This historic biography surveys the life of the missionary, publisher, and adventurer Walter Medhurst, an ancestor of Holliday’s, and celebrates his work to introduce western religion, medicine, and education to China in the 19th century. Medhurst began his life in a large coach inn between South Wales and London. That start offered little indication of the distances he would travel as a printer, writer, and minister for the London Missionary Society (LMS), part of the Evangelical movement that swept England in the 1800s. As China opened up to outsiders following the First Opium War, Medhurst, eager to spread the word of God, moved to Shanghai. There he established churches, schools, and a hospital that still exists as a major medical facility; he also translated the Bible into Chinese and distributed thousands of copies.
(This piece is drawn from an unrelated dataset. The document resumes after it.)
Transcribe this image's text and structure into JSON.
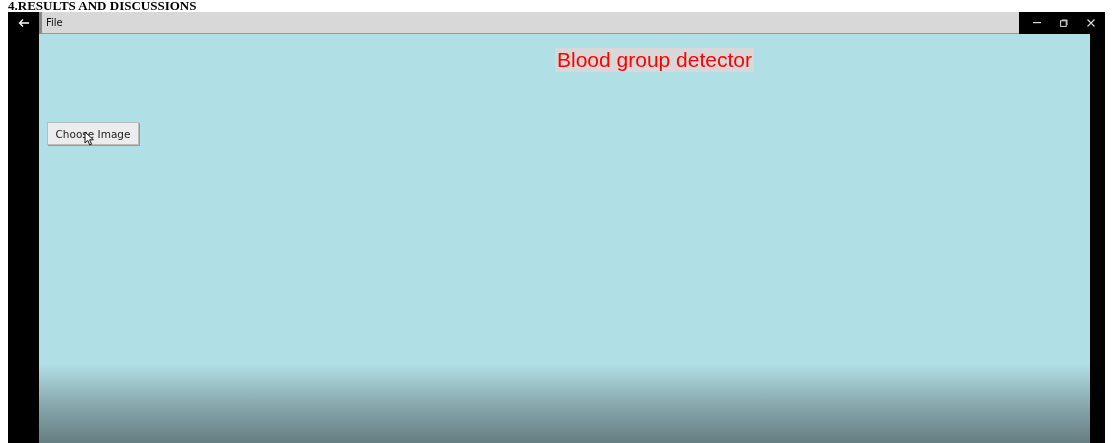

Medhurst’s life covers a fascinating period in the tumultuous East-West relationship as Western nations sought to build empires as China crumbled internally while firebrand Christians were intent on bringing their brand of religion to all parts of Asia. Holliday’s account surveys the major upheavals and changes in China, including war with the British, the Taiping Rebellion, and the scourge of opium. Medhurst crusaded against the illegal but widely accepted opium trade by exposing in official reports both the terrors of addiction and the stakeholders who profited from it, such as the East India Company.

While Medhurst and his mission of spreading his faith -- especially through print -- throughout China during the waning days of the Quing dynasty are fascinating in and of themselves, some occasionally stilted prose make for difficult reading at times. The author’s enthusiasm, an abundance of compelling period detail, and the sheer determination Medhurst and his family showed in the face of tragedy gives history- and mission-minded readers good reason to follow this journey to its end.

Takeaway: This uneven biography of evangelist Walter Medhurst’s work in 19th century China will appeal to students of missionary Christianity.

Great for fans of: Stephen R. Platt’s Autumn in the Heavenly Kingdom: China, the West, and the Epic Story of the Taiping Civil War, Jonathon D. Spence’s God’s Chinese Son: The Taiping Heavenly Kingdom of the Xiuquan.

Production grades
Cover: A
Design and typography: A
Illustrations: A
Editing: C
Marketing copy: B+